The fields fall southward, abrupt and broken, To the low last edge of the long lone land. If a step should sound or a word be spoken, Would a ghost not rise at the strange guest's hand? So long have the grey bare walks lain guestless, Through branches and briars if a man make way, He shall find no life but the sea-wind's, restless Night and day.
The dense hard passage is blind and stifled That crawls by a track none turn to climb To the strait waste place that the years have rifled Of all but the thorns that are touched not of time. The thorns he spares when the rose is taken; The rocks are left when he wastes the plain. The wind that wanders, the weeds wind-shaken, These remain. Not a flower to be pressed of the foot that falls not; As the heart of a dead man the seed-plots are dry; From the thicket of thorns whence the nightingale calls not, Could she call, there were never a rose to reply.
Over the meadows that blossom and wither Rings but the note of a sea-bird's song; Only the sun and the rain come hither All year long. The sun burns sere and the rain dishevels One gaunt bleak blossom of scentless breath. Only the wind here hovers and revels In a round where life seems barren as death.
Here there was laughing of old, there was weeping, Haply, of lovers none ever will know, Whose eyes went seaward a hundred sleeping Years ago. Heart handfast in heart as they stood, "Look thither," Did he whisper? Or they loved their life through, and then went whither? And were one to the end—but what end who knows? Love deep as the sea as a rose must wither, As the rose-red seaweed that mocks the rose. Shall the dead take thought for the dead to love them?

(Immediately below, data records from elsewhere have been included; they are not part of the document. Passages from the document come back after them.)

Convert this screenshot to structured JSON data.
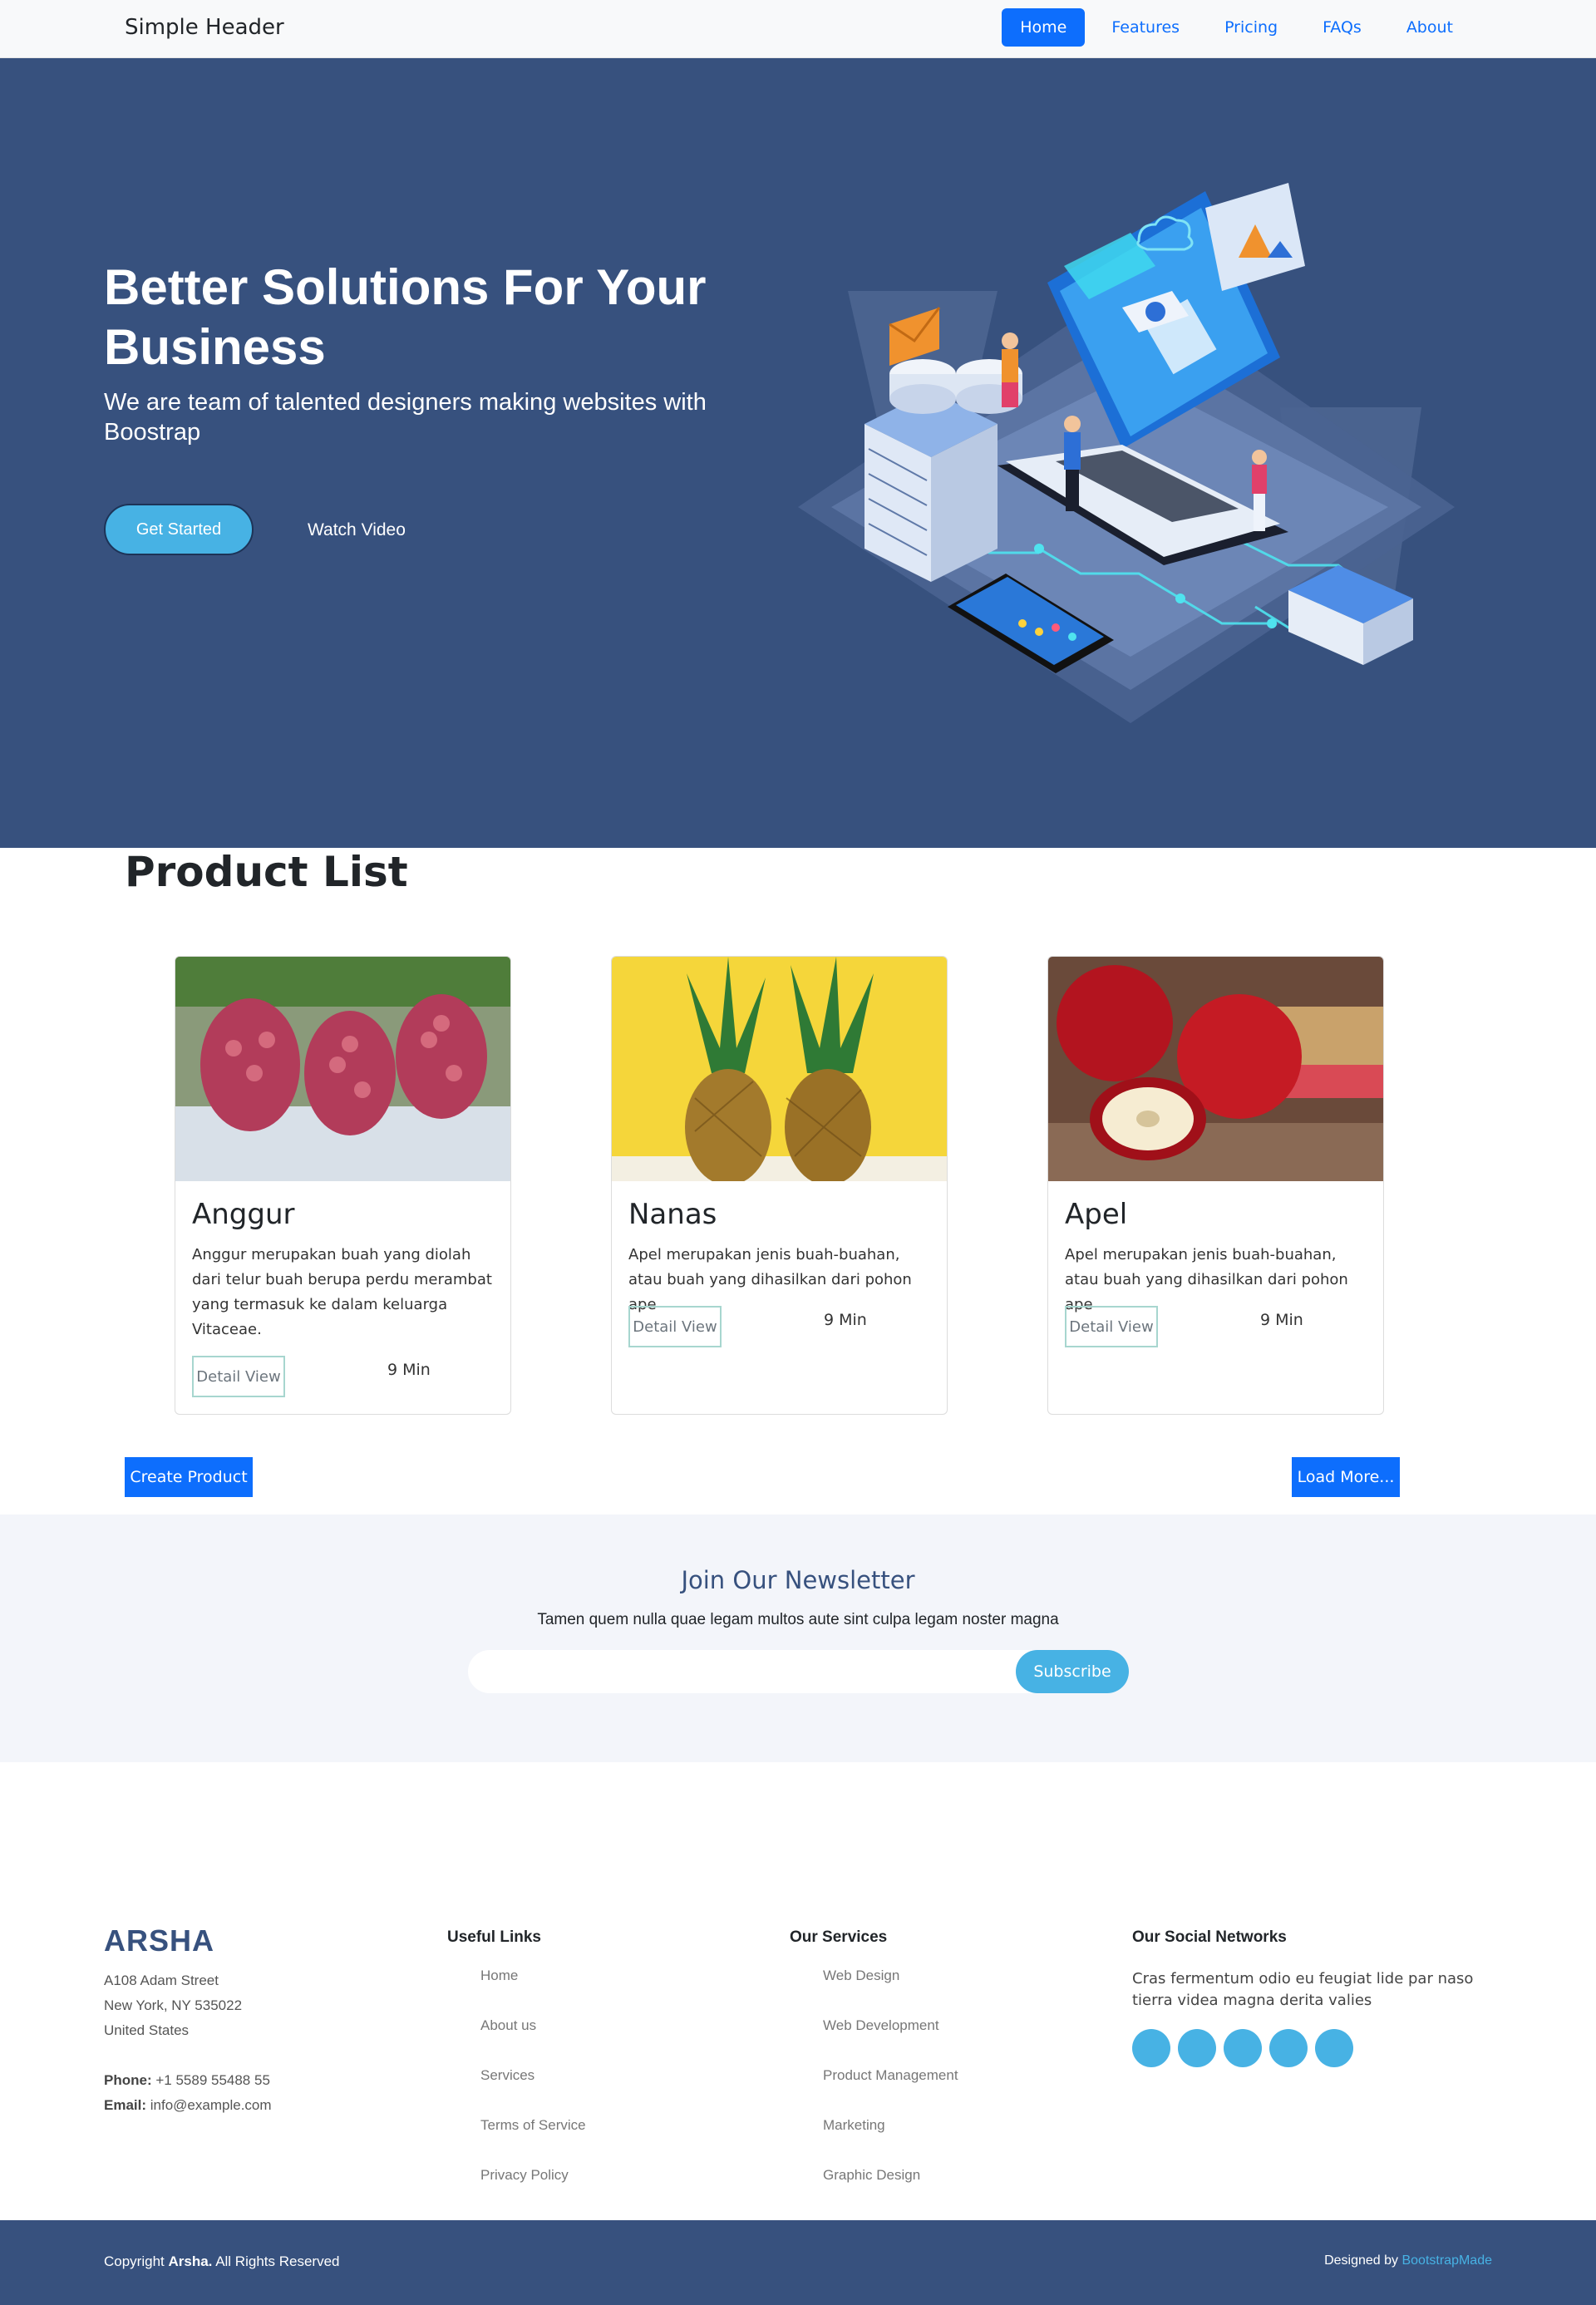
{
  "header": {
    "brand": "Simple Header",
    "nav": [
      {
        "label": "Home",
        "active": true
      },
      {
        "label": "Features",
        "active": false
      },
      {
        "label": "Pricing",
        "active": false
      },
      {
        "label": "FAQs",
        "active": false
      },
      {
        "label": "About",
        "active": false
      }
    ]
  },
  "hero": {
    "title": "Better Solutions For Your Business",
    "subtitle": "We are team of talented designers making websites with Boostrap",
    "cta_primary": "Get Started",
    "cta_secondary": "Watch Video",
    "illustration": "isometric-laptop-illustration"
  },
  "products": {
    "title": "Product List",
    "items": [
      {
        "name": "Anggur",
        "description": "Anggur merupakan buah yang diolah dari telur buah berupa perdu merambat yang termasuk ke dalam keluarga Vitaceae.",
        "button": "Detail View",
        "time": "9 Min",
        "image": "grapes-photo"
      },
      {
        "name": "Nanas",
        "description": "Apel merupakan jenis buah-buahan, atau buah yang dihasilkan dari pohon ape",
        "button": "Detail View",
        "time": "9 Min",
        "image": "pineapple-photo"
      },
      {
        "name": "Apel",
        "description": "Apel merupakan jenis buah-buahan, atau buah yang dihasilkan dari pohon ape",
        "button": "Detail View",
        "time": "9 Min",
        "image": "apple-photo"
      }
    ],
    "create_label": "Create Product",
    "load_label": "Load More..."
  },
  "newsletter": {
    "title": "Join Our Newsletter",
    "text": "Tamen quem nulla quae legam multos aute sint culpa legam noster magna",
    "input_value": "",
    "button": "Subscribe"
  },
  "footer": {
    "logo": "ARSHA",
    "address": [
      "A108 Adam Street",
      "New York, NY 535022",
      "United States"
    ],
    "phone_label": "Phone:",
    "phone": "+1 5589 55488 55",
    "email_label": "Email:",
    "email": "info@example.com",
    "useful_links_title": "Useful Links",
    "useful_links": [
      "Home",
      "About us",
      "Services",
      "Terms of Service",
      "Privacy Policy"
    ],
    "services_title": "Our Services",
    "services": [
      "Web Design",
      "Web Development",
      "Product Management",
      "Marketing",
      "Graphic Design"
    ],
    "social_title": "Our Social Networks",
    "social_text": "Cras fermentum odio eu feugiat lide par naso tierra videa magna derita valies",
    "social_icons": [
      "twitter-icon",
      "facebook-icon",
      "instagram-icon",
      "skype-icon",
      "linkedin-icon"
    ],
    "copyright_prefix": "Copyright ",
    "copyright_brand": "Arsha.",
    "copyright_suffix": " All Rights Reserved",
    "designed_prefix": "Designed by ",
    "designed_link": "BootstrapMade"
  },
  "colors": {
    "hero_bg": "#37517e",
    "accent": "#47b2e4",
    "primary": "#0d6efd",
    "newsletter_bg": "#f3f5fa"
  }
}
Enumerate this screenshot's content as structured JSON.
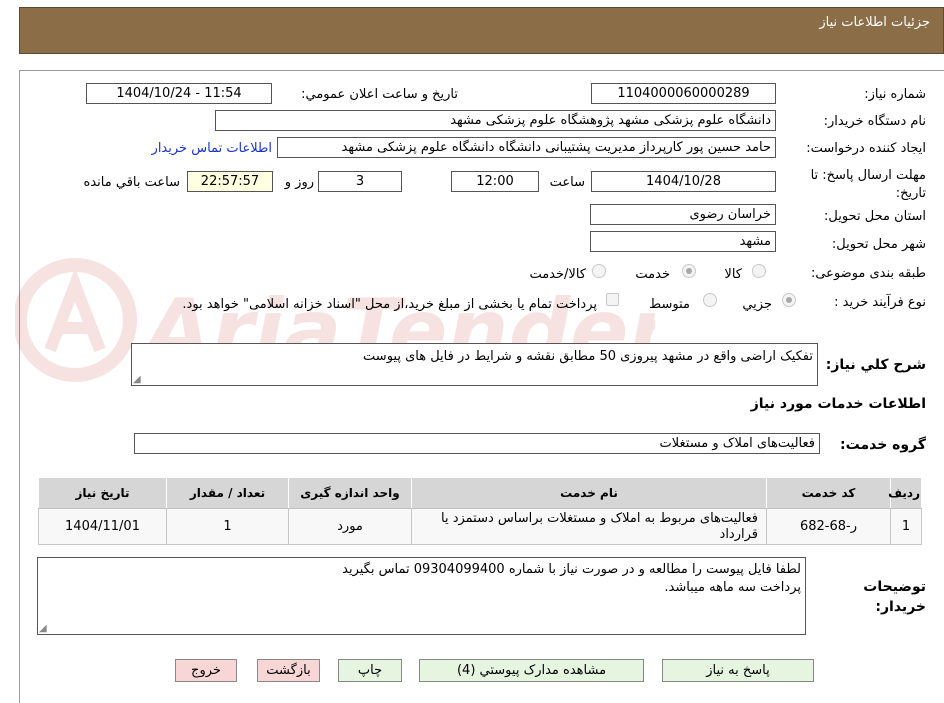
{
  "header": {
    "title": "جزئيات اطلاعات نياز"
  },
  "fields": {
    "need_number_label": "شماره نياز:",
    "need_number_value": "1104000060000289",
    "announce_label": "تاريخ و ساعت اعلان عمومي:",
    "announce_value": "1404/10/24 - 11:54",
    "buyer_org_label": "نام دستگاه خريدار:",
    "buyer_org_value": "دانشگاه علوم پزشکی مشهد   پژوهشگاه علوم پزشکی مشهد",
    "requester_label": "ايجاد کننده درخواست:",
    "requester_value": "حامد حسین پور کارپرداز مدیریت پشتیبانی دانشگاه دانشگاه علوم پزشکی مشهد",
    "contact_link": "اطلاعات تماس خريدار",
    "deadline_label": "مهلت ارسال پاسخ: تا تاريخ:",
    "deadline_date": "1404/10/28",
    "time_label": "ساعت",
    "deadline_time": "12:00",
    "days_value": "3",
    "days_label": "روز و",
    "remaining_time": "22:57:57",
    "remaining_label": "ساعت باقي مانده",
    "province_label": "استان محل تحويل:",
    "province_value": "خراسان رضوی",
    "city_label": "شهر محل تحويل:",
    "city_value": "مشهد"
  },
  "category": {
    "label": "طبقه بندی موضوعی:",
    "options": [
      "کالا",
      "خدمت",
      "کالا/خدمت"
    ],
    "selected": "خدمت"
  },
  "process": {
    "label": "نوع فرآيند خريد :",
    "options": [
      "جزيي",
      "متوسط"
    ],
    "selected": "جزيي",
    "note": "پرداخت تمام یا بخشی از مبلغ خرید،از محل \"اسناد خزانه اسلامی\" خواهد بود."
  },
  "description": {
    "label": "شرح کلي نياز:",
    "value": "تفکیک اراضی واقع در مشهد پیروزی 50 مطابق نقشه و شرایط در فایل های پیوست"
  },
  "services": {
    "section_title": "اطلاعات خدمات مورد نياز",
    "group_label": "گروه خدمت:",
    "group_value": "فعالیت‌های  املاک و مستغلات",
    "columns": [
      "رديف",
      "کد خدمت",
      "نام خدمت",
      "واحد اندازه گيری",
      "تعداد / مقدار",
      "تاريخ نياز"
    ],
    "rows": [
      [
        "1",
        "ر-68-682",
        "فعالیت‌های مربوط به املاک و مستغلات براساس دستمزد يا قرارداد",
        "مورد",
        "1",
        "1404/11/01"
      ]
    ]
  },
  "buyer_notes": {
    "label": "توضيحات خريدار:",
    "line1": "لطفا فایل پیوست را مطالعه و در صورت نیاز با شماره 09304099400 تماس بگیرید",
    "line2": "پرداخت سه ماهه میباشد."
  },
  "buttons": {
    "reply": "پاسخ به نياز",
    "attachments": "مشاهده مدارک پيوستي (4)",
    "print": "چاپ",
    "back": "بازگشت",
    "exit": "خروج"
  },
  "watermark": {
    "text": "AriaTender.neT"
  },
  "colors": {
    "header_bg": "#8b6e47",
    "link": "#1a33cc",
    "remaining_bg": "#fefee0"
  }
}
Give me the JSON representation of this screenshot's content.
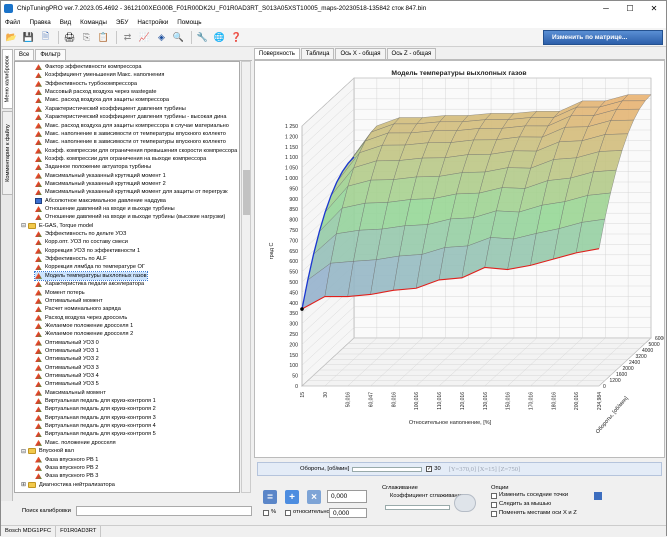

What love was ever as deep as a grave? They are loveless now as the grass above them Or the wave.